CHICAGO -- Tigers left fielder Craig Monroe was still looking for a replay on Wednesday night after spraining his right ankle leaping into the fence. He's also looking for a timetable.
Monroe tried to make a leaping grab on Scott Podsednik's third-inning triple. The ball hit off the top of the left-field fence as Monroe went crashing in. Replays showed his right foot against the padding of the wall, turning the ankle.
"I think my spikes got caught," Monroe said. "It happened so fast, I don't know."
The mechanics of the play suggested Monroe was readying to rob a home run, not try to steal a triple.
"I just remember going back," he said. "I saw the swing, and I knew it was coming my way, so I took off. I just remember seeing the ball and thinking I have to jump, because this looks like it's going to be a home run. Right before the wall, I felt the track and I thought to jump, because that was the only chance I had of catching it. So I jumped, and as I was coming down, my only thought was to maybe try to catch the wall [and hang there]."
Monroe stood up after the play, but was clearly gimpy. After a few seconds, both he and center fielder Curtis Granderson signaled for help. At that point, Monroe admitted, he was afraid he had broken the ankle.
"That was the scary part," he said. "It started burning a bit."
Head athletic trainer Kevin Rand and manager Jim Leyland eventually helped him off the field. X-rays after the game were negative, suggesting no fracture. He'll be re-evaluated on Thursday.

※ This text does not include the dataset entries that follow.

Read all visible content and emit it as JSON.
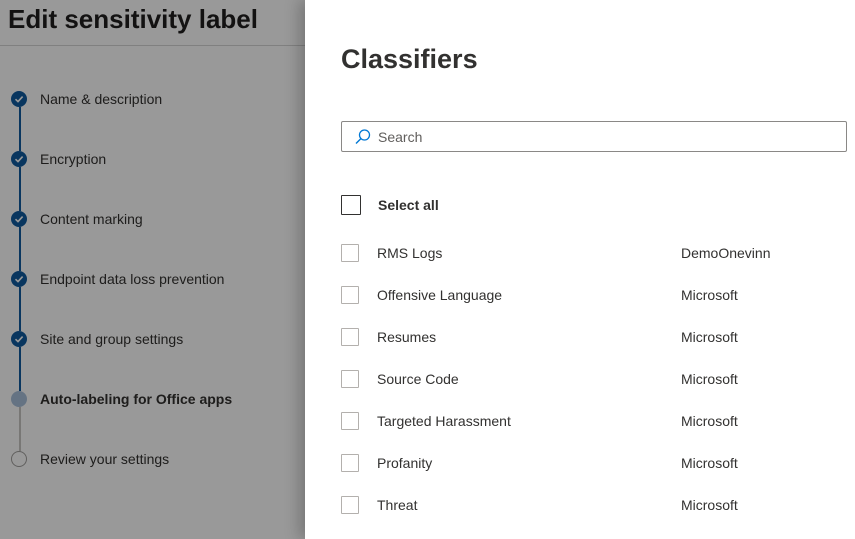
{
  "wizard": {
    "title": "Edit sensitivity label",
    "steps": [
      {
        "label": "Name & description",
        "status": "completed"
      },
      {
        "label": "Encryption",
        "status": "completed"
      },
      {
        "label": "Content marking",
        "status": "completed"
      },
      {
        "label": "Endpoint data loss prevention",
        "status": "completed"
      },
      {
        "label": "Site and group settings",
        "status": "completed"
      },
      {
        "label": "Auto-labeling for Office apps",
        "status": "current"
      },
      {
        "label": "Review your settings",
        "status": "pending"
      }
    ]
  },
  "panel": {
    "title": "Classifiers",
    "search": {
      "placeholder": "Search",
      "value": "",
      "icon": "search-icon"
    },
    "select_all_label": "Select all",
    "classifiers": [
      {
        "name": "RMS Logs",
        "publisher": "DemoOnevinn"
      },
      {
        "name": "Offensive Language",
        "publisher": "Microsoft"
      },
      {
        "name": "Resumes",
        "publisher": "Microsoft"
      },
      {
        "name": "Source Code",
        "publisher": "Microsoft"
      },
      {
        "name": "Targeted Harassment",
        "publisher": "Microsoft"
      },
      {
        "name": "Profanity",
        "publisher": "Microsoft"
      },
      {
        "name": "Threat",
        "publisher": "Microsoft"
      }
    ]
  },
  "colors": {
    "accent": "#0f5a9f",
    "search_icon": "#0078d4",
    "overlay": "rgba(0,0,0,0.4)"
  }
}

How the Tigers fill his spot while he's out could be a challenge. Detroit was already down a hitter with Dmitri Young on the 15-day disabled list. They finally added an extra outfielder on Tuesday by calling up Alexis Gomez from Triple-A Toledo. If the Tigers start Gomez in left field and Marcus Thames at DH, their only outfielder available off the bench would be utility infielder Omar Infante, who has played center fielder sparingly in his career.

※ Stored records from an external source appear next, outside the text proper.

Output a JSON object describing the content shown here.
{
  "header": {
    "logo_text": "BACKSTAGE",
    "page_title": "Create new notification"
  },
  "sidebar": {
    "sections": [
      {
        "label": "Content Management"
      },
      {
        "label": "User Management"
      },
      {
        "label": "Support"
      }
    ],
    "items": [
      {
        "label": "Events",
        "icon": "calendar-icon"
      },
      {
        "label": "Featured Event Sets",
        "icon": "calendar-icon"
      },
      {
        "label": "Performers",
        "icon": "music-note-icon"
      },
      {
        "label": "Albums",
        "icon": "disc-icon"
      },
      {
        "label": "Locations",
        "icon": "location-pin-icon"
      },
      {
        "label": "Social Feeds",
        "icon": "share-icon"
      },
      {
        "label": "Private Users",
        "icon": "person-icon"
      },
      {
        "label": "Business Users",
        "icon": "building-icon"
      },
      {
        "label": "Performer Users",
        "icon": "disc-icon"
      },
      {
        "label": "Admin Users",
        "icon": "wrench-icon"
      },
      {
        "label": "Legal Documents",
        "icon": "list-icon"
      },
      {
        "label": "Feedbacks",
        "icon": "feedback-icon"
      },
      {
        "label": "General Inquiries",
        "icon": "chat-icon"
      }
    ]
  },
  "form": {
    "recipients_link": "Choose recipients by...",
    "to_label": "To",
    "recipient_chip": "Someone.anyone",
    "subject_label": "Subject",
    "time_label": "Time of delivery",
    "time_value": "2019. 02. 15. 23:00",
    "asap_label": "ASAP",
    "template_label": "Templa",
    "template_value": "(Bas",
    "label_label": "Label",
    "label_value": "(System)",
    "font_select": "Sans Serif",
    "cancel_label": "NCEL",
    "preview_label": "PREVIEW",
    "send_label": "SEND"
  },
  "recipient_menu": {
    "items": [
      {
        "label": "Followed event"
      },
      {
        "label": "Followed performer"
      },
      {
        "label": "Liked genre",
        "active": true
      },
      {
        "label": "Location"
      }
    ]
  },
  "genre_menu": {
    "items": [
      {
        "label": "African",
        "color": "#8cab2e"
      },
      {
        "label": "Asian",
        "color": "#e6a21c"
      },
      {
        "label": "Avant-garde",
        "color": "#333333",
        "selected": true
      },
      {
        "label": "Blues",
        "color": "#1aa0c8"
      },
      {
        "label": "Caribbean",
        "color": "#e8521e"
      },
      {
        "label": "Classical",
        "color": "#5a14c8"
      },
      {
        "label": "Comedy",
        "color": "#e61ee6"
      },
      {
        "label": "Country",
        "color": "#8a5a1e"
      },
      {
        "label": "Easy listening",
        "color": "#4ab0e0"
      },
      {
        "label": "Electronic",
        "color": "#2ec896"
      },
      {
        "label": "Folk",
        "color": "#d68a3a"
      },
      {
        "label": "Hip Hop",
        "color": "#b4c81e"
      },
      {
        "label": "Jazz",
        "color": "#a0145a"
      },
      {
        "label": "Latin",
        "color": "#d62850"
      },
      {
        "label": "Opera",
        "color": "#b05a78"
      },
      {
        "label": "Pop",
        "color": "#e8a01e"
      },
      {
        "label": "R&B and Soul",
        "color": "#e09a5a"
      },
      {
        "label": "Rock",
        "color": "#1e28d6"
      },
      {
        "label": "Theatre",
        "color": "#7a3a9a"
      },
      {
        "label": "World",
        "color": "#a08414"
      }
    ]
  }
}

Monroe entered Wednesday batting .237 with 10 home runs and 28 RBIs in 57 games in his first season as Detroit's everyday left fielder.

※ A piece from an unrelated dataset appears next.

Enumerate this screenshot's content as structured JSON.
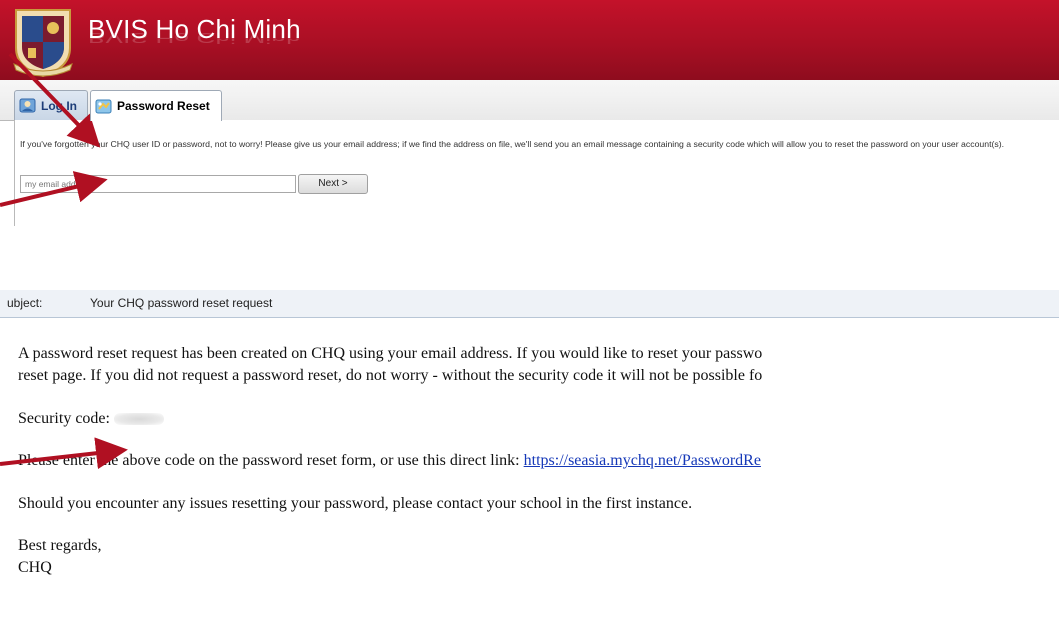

Jason Beck is a reporter for MLB.com. This story was not subject to the approval of Major League Baseball or its clubs.